▶ **Directions**:
Whenever a line below includes the word "title", copy that line.

▶ **Material for this exercise**:

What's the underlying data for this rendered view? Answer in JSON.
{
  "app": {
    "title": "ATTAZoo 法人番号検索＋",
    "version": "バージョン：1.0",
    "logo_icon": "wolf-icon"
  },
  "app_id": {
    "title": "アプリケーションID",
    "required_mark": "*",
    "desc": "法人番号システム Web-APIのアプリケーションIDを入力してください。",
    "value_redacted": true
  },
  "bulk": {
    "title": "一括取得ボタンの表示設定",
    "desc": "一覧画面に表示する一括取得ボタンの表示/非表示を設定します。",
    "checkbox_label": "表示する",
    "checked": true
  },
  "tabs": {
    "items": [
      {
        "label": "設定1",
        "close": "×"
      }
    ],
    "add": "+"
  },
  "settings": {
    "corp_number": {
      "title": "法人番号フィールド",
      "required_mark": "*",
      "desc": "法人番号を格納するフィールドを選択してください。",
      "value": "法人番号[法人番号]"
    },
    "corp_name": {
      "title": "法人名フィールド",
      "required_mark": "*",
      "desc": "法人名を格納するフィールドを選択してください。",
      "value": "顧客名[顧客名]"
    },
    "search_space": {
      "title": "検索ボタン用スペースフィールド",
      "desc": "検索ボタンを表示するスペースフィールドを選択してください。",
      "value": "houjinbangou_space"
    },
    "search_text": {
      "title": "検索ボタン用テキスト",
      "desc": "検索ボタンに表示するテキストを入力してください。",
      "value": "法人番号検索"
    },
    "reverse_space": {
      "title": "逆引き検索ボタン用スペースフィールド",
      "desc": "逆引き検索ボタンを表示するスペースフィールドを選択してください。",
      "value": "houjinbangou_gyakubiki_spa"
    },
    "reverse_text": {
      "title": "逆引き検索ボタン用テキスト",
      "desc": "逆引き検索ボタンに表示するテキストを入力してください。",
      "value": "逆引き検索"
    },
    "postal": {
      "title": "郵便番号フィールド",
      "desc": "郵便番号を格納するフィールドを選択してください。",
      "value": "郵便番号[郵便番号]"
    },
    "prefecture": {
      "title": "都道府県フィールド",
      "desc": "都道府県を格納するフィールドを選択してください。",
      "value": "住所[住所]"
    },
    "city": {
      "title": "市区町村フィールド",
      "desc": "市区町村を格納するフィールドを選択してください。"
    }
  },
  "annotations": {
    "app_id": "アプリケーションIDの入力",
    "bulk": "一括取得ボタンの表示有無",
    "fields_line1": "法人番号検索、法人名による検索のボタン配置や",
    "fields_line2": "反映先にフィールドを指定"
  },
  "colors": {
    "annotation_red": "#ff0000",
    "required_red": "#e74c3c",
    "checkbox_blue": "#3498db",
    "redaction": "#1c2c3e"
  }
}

▶ **Expected answer**:
    "title": "ATTAZoo 法人番号検索＋",
    "title": "アプリケーションID",
    "title": "一括取得ボタンの表示設定",
      "title": "法人番号フィールド",
      "title": "法人名フィールド",
      "title": "検索ボタン用スペースフィールド",
      "title": "検索ボタン用テキスト",
      "title": "逆引き検索ボタン用スペースフィールド",
      "title": "逆引き検索ボタン用テキスト",
      "title": "郵便番号フィールド",
      "title": "都道府県フィールド",
      "title": "市区町村フィールド",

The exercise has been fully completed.